══ Exercise input
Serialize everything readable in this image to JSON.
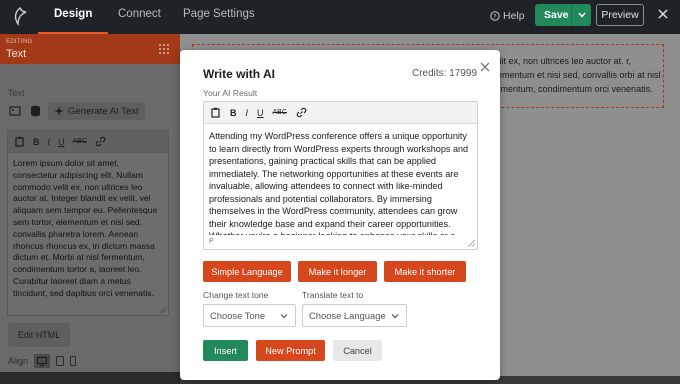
{
  "topbar": {
    "tabs": [
      {
        "label": "Design",
        "active": true
      },
      {
        "label": "Connect",
        "active": false
      },
      {
        "label": "Page Settings",
        "active": false
      }
    ],
    "help_label": "Help",
    "save_label": "Save",
    "preview_label": "Preview",
    "accent_color": "#e8562a"
  },
  "sidebar": {
    "kicker": "EDITING",
    "title": "Text",
    "field_label": "Text",
    "generate_label": "Generate AI Text",
    "editor_text": "Lorem ipsum dolor sit amet, consectetur adipiscing elit. Nullam commodo velit ex, non ultrices leo auctor at. Integer blandit ex velit, vel aliquam sem tempor eu. Pellentesque sem tortor, elementum et nisi sed, convallis pharetra lorem. Aenean rhoncus rhoncus ex, in dictum massa dictum et. Morbi at nisl fermentum, condimentum tortor a, laoreet leo. Curabitur laoreet diam a metus tincidunt, sed dapibus orci venenatis.",
    "edit_html_label": "Edit HTML",
    "align_label": "Align"
  },
  "canvas": {
    "text": "velit ex, non ultrices leo auctor at. r, elementum et nisi sed, convallis orbi at nisl fermentum, condimentum orci venenatis."
  },
  "modal": {
    "title": "Write with AI",
    "credits": "Credits: 17999",
    "result_label": "Your AI Result",
    "result_text": "Attending my WordPress conference offers a unique opportunity to learn directly from WordPress experts through workshops and presentations, gaining practical skills that can be applied immediately. The networking opportunities at these events are invaluable, allowing attendees to connect with like-minded professionals and potential collaborators. By immersing themselves in the WordPress community, attendees can grow their knowledge base and expand their career opportunities. Whether you're a beginner looking to enhance your skills or a seasoned professional seeking to stay current in the industry, a",
    "editor_path": "P",
    "ai_buttons": {
      "simple": "Simple Language",
      "longer": "Make it longer",
      "shorter": "Make it shorter"
    },
    "tone_label": "Change text tone",
    "tone_value": "Choose Tone",
    "translate_label": "Translate text to",
    "translate_value": "Choose Language",
    "insert_label": "Insert",
    "new_prompt_label": "New Prompt",
    "cancel_label": "Cancel",
    "colors": {
      "primary_green": "#21895a",
      "primary_orange": "#d6471d"
    }
  }
}
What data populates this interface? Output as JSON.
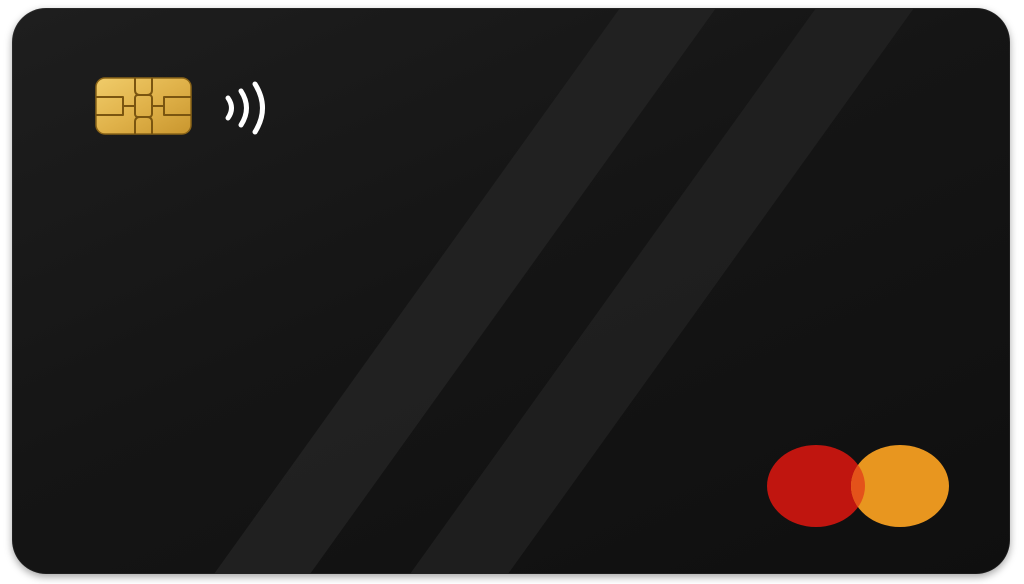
{
  "card": {
    "type": "payment-card",
    "finish": "matte-black",
    "features": [
      "emv-chip",
      "contactless",
      "card-network-logo"
    ]
  },
  "icons": {
    "chip": "emv-chip-icon",
    "contactless": "contactless-icon",
    "network": "card-network-logo"
  },
  "colors": {
    "card_background": "#141414",
    "stripe": "#242424",
    "chip_gold": "#e0b24a",
    "contactless": "#ffffff",
    "logo_red": "#c0150f",
    "logo_orange": "#e8961f",
    "logo_overlap": "#e4521a"
  }
}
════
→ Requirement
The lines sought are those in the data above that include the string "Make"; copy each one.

→ Completed exercise
      "longer": "Make it longer",
      "shorter": "Make it shorter"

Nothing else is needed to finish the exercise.